I ignored everything else that came from his mouth. All I could think about was that enormous figure: How did they possibly score such a big win in so little time?
When the surprise wore off, though, I was able to look at things more critically and learn an important lesson. The truth is that there will always be some hyper-competitive types out there—after all, chances are you're pretty competitive, too. Some are especially driven by making more than everyone else in their market or industry.
And sometimes they actually do. But I've found that the entrepreneurs who are most successful over the long term have overcome this type of growth envy. They know what makes their business unique and understand how to keep it thriving. And at a personal level, they've figured out how to do that and live a balanced and happy life.
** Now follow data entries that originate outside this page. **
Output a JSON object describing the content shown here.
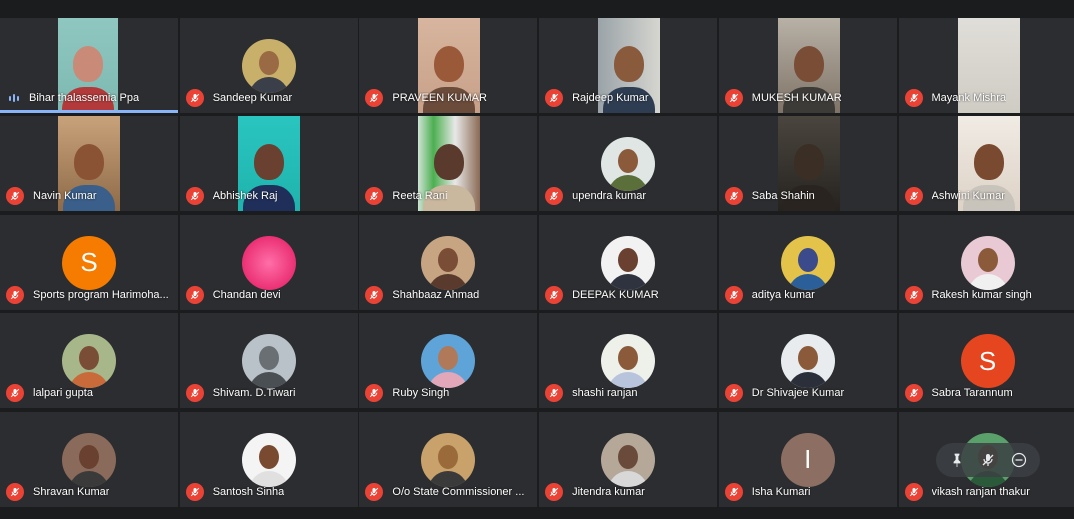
{
  "meeting": {
    "participants": [
      {
        "name": "Bihar thalassemia Ppa",
        "kind": "video",
        "muted": false,
        "speaking": true,
        "photo": "woman-glasses"
      },
      {
        "name": "Sandeep Kumar",
        "kind": "avatar",
        "muted": true,
        "photo": "man-sunglasses"
      },
      {
        "name": "PRAVEEN KUMAR",
        "kind": "video",
        "muted": true,
        "photo": "man-indoor"
      },
      {
        "name": "Rajdeep Kumar",
        "kind": "video",
        "muted": true,
        "photo": "man-window"
      },
      {
        "name": "MUKESH KUMAR",
        "kind": "video",
        "muted": true,
        "photo": "man-roof"
      },
      {
        "name": "Mayank Mishra",
        "kind": "video",
        "muted": true,
        "photo": "wall"
      },
      {
        "name": "Navin Kumar",
        "kind": "video",
        "muted": true,
        "photo": "man-wood"
      },
      {
        "name": "Abhishek Raj",
        "kind": "video",
        "muted": true,
        "photo": "boy-teal"
      },
      {
        "name": "Reeta Rani",
        "kind": "video",
        "muted": true,
        "photo": "flag"
      },
      {
        "name": "upendra kumar",
        "kind": "avatar",
        "muted": true,
        "photo": "man-outdoor"
      },
      {
        "name": "Saba Shahin",
        "kind": "video",
        "muted": true,
        "photo": "dark"
      },
      {
        "name": "Ashwini Kumar",
        "kind": "video",
        "muted": true,
        "photo": "man-bright"
      },
      {
        "name": "Sports program Harimoha...",
        "kind": "letter",
        "letter": "S",
        "color": "#f57c00",
        "muted": true
      },
      {
        "name": "Chandan devi",
        "kind": "avatar",
        "muted": true,
        "photo": "pink-flower"
      },
      {
        "name": "Shahbaaz Ahmad",
        "kind": "avatar",
        "muted": true,
        "photo": "couple"
      },
      {
        "name": "DEEPAK KUMAR",
        "kind": "avatar",
        "muted": true,
        "photo": "man-white"
      },
      {
        "name": "aditya kumar",
        "kind": "avatar",
        "muted": true,
        "photo": "bike"
      },
      {
        "name": "Rakesh kumar singh",
        "kind": "avatar",
        "muted": true,
        "photo": "man-pink"
      },
      {
        "name": "lalpari gupta",
        "kind": "avatar",
        "muted": true,
        "photo": "group"
      },
      {
        "name": "Shivam. D.Tiwari",
        "kind": "avatar",
        "muted": true,
        "photo": "monument"
      },
      {
        "name": "Ruby Singh",
        "kind": "avatar",
        "muted": true,
        "photo": "woman-blue"
      },
      {
        "name": "shashi ranjan",
        "kind": "avatar",
        "muted": true,
        "photo": "man-light"
      },
      {
        "name": "Dr Shivajee Kumar",
        "kind": "avatar",
        "muted": true,
        "photo": "man-suit"
      },
      {
        "name": "Sabra Tarannum",
        "kind": "letter",
        "letter": "S",
        "color": "#e6461f",
        "muted": true
      },
      {
        "name": "Shravan Kumar",
        "kind": "avatar",
        "muted": true,
        "photo": "man-wall"
      },
      {
        "name": "Santosh Sinha",
        "kind": "avatar",
        "muted": true,
        "photo": "man-formal"
      },
      {
        "name": "O/o State Commissioner ...",
        "kind": "avatar",
        "muted": true,
        "photo": "man-smile"
      },
      {
        "name": "Jitendra kumar",
        "kind": "avatar",
        "muted": true,
        "photo": "man-standing"
      },
      {
        "name": "Isha Kumari",
        "kind": "letter",
        "letter": "I",
        "color": "#8d6e63",
        "muted": true
      },
      {
        "name": "vikash ranjan thakur",
        "kind": "avatar",
        "muted": true,
        "photo": "man-green"
      }
    ]
  },
  "pip_controls": {
    "icons": [
      "pin-icon",
      "mute-icon",
      "remove-icon"
    ]
  },
  "colors": {
    "background": "#1b1c1e",
    "tile": "#2c2d30",
    "muted_red": "#ea4335",
    "accent_blue": "#8ab4f8"
  }
}
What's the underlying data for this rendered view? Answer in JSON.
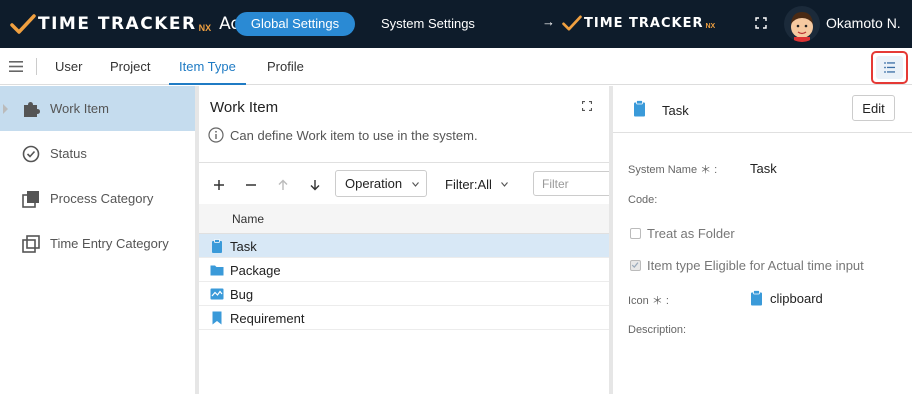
{
  "header": {
    "brand": "TIME TRACKER",
    "brand_suffix": "NX",
    "admin_label": "Admin",
    "tabs": [
      {
        "label": "Global Settings",
        "active": true
      },
      {
        "label": "System Settings",
        "active": false
      }
    ],
    "app_link_arrow": "→",
    "app_link_brand": "TIME TRACKER",
    "app_link_suffix": "NX",
    "user_name": "Okamoto N."
  },
  "nav": {
    "items": [
      {
        "label": "User",
        "active": false
      },
      {
        "label": "Project",
        "active": false
      },
      {
        "label": "Item Type",
        "active": true
      },
      {
        "label": "Profile",
        "active": false
      }
    ]
  },
  "sidebar": {
    "items": [
      {
        "label": "Work Item",
        "icon": "puzzle-icon",
        "active": true
      },
      {
        "label": "Status",
        "icon": "check-circle-icon",
        "active": false
      },
      {
        "label": "Process Category",
        "icon": "layers-icon",
        "active": false
      },
      {
        "label": "Time Entry Category",
        "icon": "square-stack-icon",
        "active": false
      }
    ]
  },
  "middle": {
    "title": "Work Item",
    "info": "Can define Work item to use in the system.",
    "operation_label": "Operation",
    "filter_label": "Filter:All",
    "filter_placeholder": "Filter",
    "column_name": "Name",
    "rows": [
      {
        "label": "Task",
        "icon": "clipboard-icon",
        "selected": true
      },
      {
        "label": "Package",
        "icon": "folder-icon",
        "selected": false
      },
      {
        "label": "Bug",
        "icon": "bug-chart-icon",
        "selected": false
      },
      {
        "label": "Requirement",
        "icon": "bookmark-icon",
        "selected": false
      }
    ]
  },
  "detail": {
    "title": "Task",
    "edit_label": "Edit",
    "system_name_label": "System Name ＊ :",
    "system_name_value": "Task",
    "code_label": "Code:",
    "treat_as_folder_label": "Treat as Folder",
    "treat_as_folder_checked": false,
    "actual_time_label": "Item type Eligible for Actual time input",
    "actual_time_checked": true,
    "icon_label": "Icon ＊ :",
    "icon_value": "clipboard",
    "description_label": "Description:"
  },
  "colors": {
    "header_bg": "#0e1c2b",
    "accent": "#2a8ad4",
    "active_tab": "#1f7bc4",
    "selection": "#d8e8f6",
    "sidebar_active": "#c5dcee",
    "icon_blue": "#3a9ad9",
    "highlight_border": "#e53935"
  }
}
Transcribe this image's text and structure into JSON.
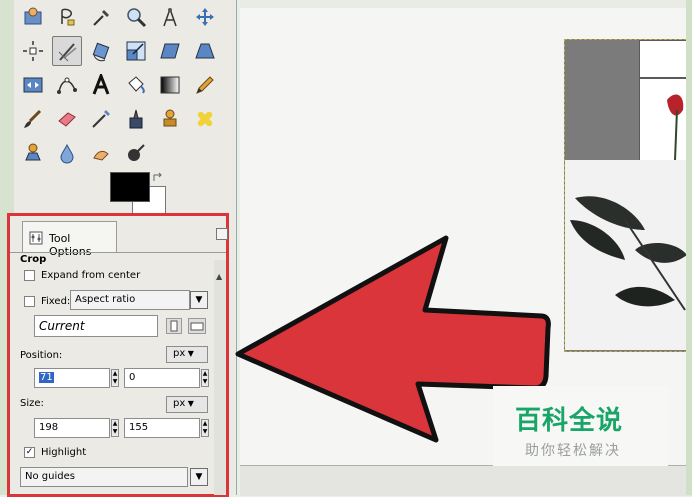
{
  "colors": {
    "arrow": "#d9353b",
    "panel_highlight": "#d9353b",
    "foreground": "#000000",
    "background": "#ffffff",
    "watermark_green": "#1aa568"
  },
  "toolbox": {
    "tools": [
      {
        "name": "rect-select-tool",
        "icon": "rect-select-icon"
      },
      {
        "name": "lasso-tool",
        "icon": "lasso-icon"
      },
      {
        "name": "color-picker-tool",
        "icon": "color-picker-icon"
      },
      {
        "name": "zoom-tool",
        "icon": "magnifier-icon"
      },
      {
        "name": "measure-tool",
        "icon": "compass-icon"
      },
      {
        "name": "move-tool",
        "icon": "move-arrows-icon"
      },
      {
        "name": "align-tool",
        "icon": "align-icon"
      },
      {
        "name": "crop-tool",
        "icon": "crop-knife-icon",
        "active": true
      },
      {
        "name": "rotate-tool",
        "icon": "rotate-icon"
      },
      {
        "name": "scale-tool",
        "icon": "scale-icon"
      },
      {
        "name": "shear-tool",
        "icon": "shear-icon"
      },
      {
        "name": "perspective-tool",
        "icon": "perspective-icon"
      },
      {
        "name": "flip-tool",
        "icon": "flip-icon"
      },
      {
        "name": "path-tool",
        "icon": "path-icon"
      },
      {
        "name": "text-tool",
        "icon": "text-a-icon"
      },
      {
        "name": "bucket-fill-tool",
        "icon": "bucket-icon"
      },
      {
        "name": "blend-tool",
        "icon": "gradient-icon"
      },
      {
        "name": "pencil-tool",
        "icon": "pencil-icon"
      },
      {
        "name": "paintbrush-tool",
        "icon": "brush-icon"
      },
      {
        "name": "eraser-tool",
        "icon": "eraser-icon"
      },
      {
        "name": "airbrush-tool",
        "icon": "airbrush-icon"
      },
      {
        "name": "ink-tool",
        "icon": "ink-icon"
      },
      {
        "name": "clone-tool",
        "icon": "stamp-icon"
      },
      {
        "name": "heal-tool",
        "icon": "bandage-icon"
      },
      {
        "name": "perspective-clone-tool",
        "icon": "perspective-clone-icon"
      },
      {
        "name": "blur-tool",
        "icon": "droplet-icon"
      },
      {
        "name": "smudge-tool",
        "icon": "smudge-icon"
      },
      {
        "name": "dodge-burn-tool",
        "icon": "dodge-burn-icon"
      }
    ]
  },
  "tool_options": {
    "tab_label": "Tool Options",
    "section": "Crop",
    "expand_from_center": "Expand from center",
    "fixed_label": "Fixed:",
    "fixed_value": "Aspect ratio",
    "current_value": "Current",
    "position_label": "Position:",
    "position_unit": "px",
    "position_x": "71",
    "position_y": "0",
    "size_label": "Size:",
    "size_unit": "px",
    "size_w": "198",
    "size_h": "155",
    "highlight_label": "Highlight",
    "highlight_checked": true,
    "guides_value": "No guides"
  },
  "watermark": {
    "title": "百科全说",
    "subtitle": "助你轻松解决"
  }
}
First of all, it's important to recognize that benchmarks can be useful, and knowing how other companies in the same field are performing can give you a starting point from which to set your own goals. But it's after that more holistic benchmarking that repeated comparisons of individual milestones start becoming counterproductive. Judging yourself or your company based on the competition’s metrics can only lead to negative thinking and failure.
The reason why is because of the simple fact that we have no context for doing so—even if we think (or fear) we do. Our current position could be completely different than the immediate numbers might suggest. Just think about the variables distinguishing one company or entrepreneur from the next, market conditions aside: age, background, available resources, etc.
My brain discounted all these things when I'd heard my competitors' good news, though; The only thought I had was that my own business simply wasn't performing well enough—never mind the accomplishments we'd just made. And rather than feeling motivated by their success, I felt nervous.
Fortunately, a friend of mine who's also a entrepreneur, and has experienced this type of envy as well, taught me a simple exercise to deal with it more productively and stay positive. He said to remind myself—constantly and with conviction—that my business was simply at a different place than my competitor's, and that those roles could always switch.
The writer Jon Acruff puts this idea simply: "Never compare your beginning to someone else’s middle," he reminded me. It's straightforward advice, but offers an important shift in perspective. And it's helped me take more a productive and positive approach to watching other companies succeed.
So instead of feeling jealous, I’ve learned to make someone else’s success my own motivation. And the way to do it is to think like this: "Well, that’s impressive. I’m excited to get to that point one day. How can I learn from their success—sooner rather than later?"
I've managed to turn that thinking into a habit. Not only has it helped me fight growth envy, it's made me a more strategic business leader. Today, I look at other companies’ successes and consider what it will take to get mine there—rather than worrying about what they did to get theirs to that inevitable point.
Plus, because I'm genuinely happy for other entrepreneurs’ success, I've managed to become friends with many of them, which resulted in great cooperation to set quality standards and develop and grow our markets together. I've had the opportunity to learn from them and see what methods they’ve used to hit major milestones, as well as learn from their mistakes. If you were to ask them, I'd hope they'd say the same of me.
That collaboration and understanding is something of real value. In fact, it actually helps us compete better with one another. By contrast, you get almost nothing valuable from looking at one another’s growth numbers and freaking out. It's only when you start looking at each other's growth strategies and tactics that you can learn something useful.
And like it or not, you'll never get a chance to see those if you can't start building relationships—including, and especially, with your toughest competition.